Andrew Ross Sorkin of The New York Times is in Sun Valley, Idaho for Allen & Company’s annual confab.
Yesterday, Internet pioneer Marc Andreessen, who now runs the social networking site Ning, sounded his alarm.
In a morning panel session titled “Looking Around the Corner to the Future” – which, like all meetings here are closed to the press – Mr. Andreessen told the audience, which included many executives from the so-called “old media” world (including Rupe), that non-digital businesses are toast.
“He said, ‘If you have old media, you should sell,’” according to one attendee, who spoke anonymously because the sessions are off-the-record. “If you own newspapers, sell. If you own TV stations, sell.
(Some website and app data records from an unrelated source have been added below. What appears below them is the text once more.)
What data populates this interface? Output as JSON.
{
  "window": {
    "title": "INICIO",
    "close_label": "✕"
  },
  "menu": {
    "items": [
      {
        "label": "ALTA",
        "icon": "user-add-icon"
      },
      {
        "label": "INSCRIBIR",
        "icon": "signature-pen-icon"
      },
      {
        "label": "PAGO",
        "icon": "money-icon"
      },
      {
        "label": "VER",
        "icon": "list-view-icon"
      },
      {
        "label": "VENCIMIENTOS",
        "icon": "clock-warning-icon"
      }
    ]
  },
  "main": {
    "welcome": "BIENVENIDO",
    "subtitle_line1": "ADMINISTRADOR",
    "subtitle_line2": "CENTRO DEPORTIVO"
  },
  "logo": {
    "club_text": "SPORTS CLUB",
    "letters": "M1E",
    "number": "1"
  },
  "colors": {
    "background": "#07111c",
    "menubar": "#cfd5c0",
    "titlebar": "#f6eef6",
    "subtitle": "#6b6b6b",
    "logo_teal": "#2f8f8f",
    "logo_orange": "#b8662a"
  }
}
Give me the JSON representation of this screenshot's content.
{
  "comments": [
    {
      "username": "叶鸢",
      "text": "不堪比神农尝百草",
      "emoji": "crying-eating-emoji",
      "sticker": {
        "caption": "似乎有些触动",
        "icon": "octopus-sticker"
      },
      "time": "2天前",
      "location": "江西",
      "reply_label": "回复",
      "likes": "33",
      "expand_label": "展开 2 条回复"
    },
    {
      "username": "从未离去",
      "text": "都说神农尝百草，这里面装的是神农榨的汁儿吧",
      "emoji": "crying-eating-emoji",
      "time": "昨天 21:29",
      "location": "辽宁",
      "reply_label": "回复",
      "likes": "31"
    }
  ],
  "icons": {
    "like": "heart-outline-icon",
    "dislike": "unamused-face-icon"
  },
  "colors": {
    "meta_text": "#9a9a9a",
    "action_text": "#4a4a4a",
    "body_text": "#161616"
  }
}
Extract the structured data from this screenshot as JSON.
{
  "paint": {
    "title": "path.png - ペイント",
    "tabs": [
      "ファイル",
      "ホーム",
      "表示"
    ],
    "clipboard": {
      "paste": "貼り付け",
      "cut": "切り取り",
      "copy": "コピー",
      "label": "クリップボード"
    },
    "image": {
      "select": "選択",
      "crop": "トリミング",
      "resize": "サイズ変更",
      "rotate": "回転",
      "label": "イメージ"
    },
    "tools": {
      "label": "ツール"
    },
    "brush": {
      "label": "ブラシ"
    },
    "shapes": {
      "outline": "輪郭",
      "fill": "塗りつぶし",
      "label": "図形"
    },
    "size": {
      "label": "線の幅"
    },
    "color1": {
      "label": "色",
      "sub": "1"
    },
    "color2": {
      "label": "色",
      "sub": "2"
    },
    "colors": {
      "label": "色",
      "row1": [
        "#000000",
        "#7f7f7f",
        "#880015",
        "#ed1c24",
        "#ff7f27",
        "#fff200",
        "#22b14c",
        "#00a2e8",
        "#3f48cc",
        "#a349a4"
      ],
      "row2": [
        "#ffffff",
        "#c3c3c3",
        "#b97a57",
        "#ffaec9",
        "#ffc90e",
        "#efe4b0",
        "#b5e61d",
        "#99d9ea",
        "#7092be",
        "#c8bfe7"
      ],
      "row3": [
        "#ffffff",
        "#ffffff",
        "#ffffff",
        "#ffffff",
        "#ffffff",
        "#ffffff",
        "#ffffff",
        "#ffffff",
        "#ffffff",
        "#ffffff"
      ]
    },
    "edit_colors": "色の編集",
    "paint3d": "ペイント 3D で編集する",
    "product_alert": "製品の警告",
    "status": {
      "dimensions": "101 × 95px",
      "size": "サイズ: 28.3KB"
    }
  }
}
If you own a movie studio, sell.”
I’m probably not as smart as Andreessen, and nowhere near a rich, but his words of doom sound absurd to me.
Allen & Company is a boutique investment bank based in New York was founded in 1922. The firm has quietly become the premier investment house in the media and entertainment sector.